Three of the focuses of my blog are Financial Literacy/Money, Business/Entrepreneurship, and STEM (Science, Technology, Engineering and Mathematics). Agriculture is a fascinating sector in that it merges business with the plant sciences, Botany and Ecology. In order do business in Agriculture, there are key terms that you need to understand. The following contributed post is thus entitled, 7 Words You Need To Understand Before Starting Up In Agriculture.
* * *
Agriculture is a thriving sector of the economy and currently going through enormous change. That means that there are big opportunities available to people who can see them.
But part of understanding any industry is knowing some of the jargon that people in that industry use to communicate with each other. Jargon isn’t pointless, as many people contend: it’s just a way of expressing shorthand with other people with a high level of knowledge of a particular subject. So what words should you know if you’re planning on setting up in the ag business? Let’s take a look.
If you grow your own crops, you need to understand the concept of yield. Yield, put simply, is the weight of crop produced, divided by the area required to produce it. Modern farmers will usually speak of “tons per hectare”, but old-fashioned metrics might include “bushels per acre” where a bushel is an imperial measure for a quantity of a crop. Visit this website to find out more.
Speaking of bushels, what exactly are they? Bushels are just a unit of measurement for a crop, Traditionally, a bushel was 8 gallons of grain, but the weight of a bushel varies with the type of plant. Eight gallons of oats, for instance, weighs about half as much as the same volume of wheat.
Take a look at most modern farms, and what do you notice? The same crop is grown in all directions, mile after mile. But is this the best way to grow? Polyculture refers to the process of growing complementary crops next to each other, boosting the yield of both.
Seed drills are pretty self-explanatory. Before mechanisation, farmers used to drill seeds into the ground mechanically using horse or cattle-driven ploughs. Today tractors pull seed drills along fields, allowing farmers to plant seeds at set depths and intervals.

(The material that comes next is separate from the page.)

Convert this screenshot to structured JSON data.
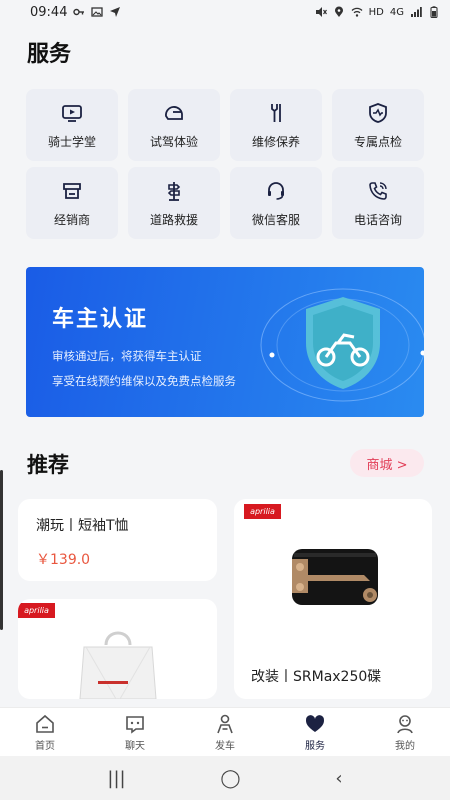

Permaculture refers to a process of designing human communities so that food production and waste are closely linked. The idea is to recycle all of the raw ingredients of farming to create something sustainable.
With freshwater supplies under threat worldwide, there’s a growing need for dry farming: or the practice of relying on rainfall and soil moisture alone, rather than irrigation. Traditionally, farmers relied on building channels that would transport water to their crops to keep soil moisture levels high. But dry farming is a far riskier process because farmers essentially don’t have any control over when it rains. Dry farmers tend to rely on hardy crops that can withstand water and nutrient depletion.
Weeds can reduce yields by outcompeting crops for resources: soil nutrients, water and sunlight. Farmers need to get rid of weeds, but that can be difficult. Killing weeds with herbicide is all well and good, so long as the herbicide doesn’t kill the crops at the same time.
Herbicide-tolerant crops are those which can survive treatment with herbicide. The weeds die, but the crops don’t – exactly what you want as a farmer.
So, are you ready to start up in agriculture?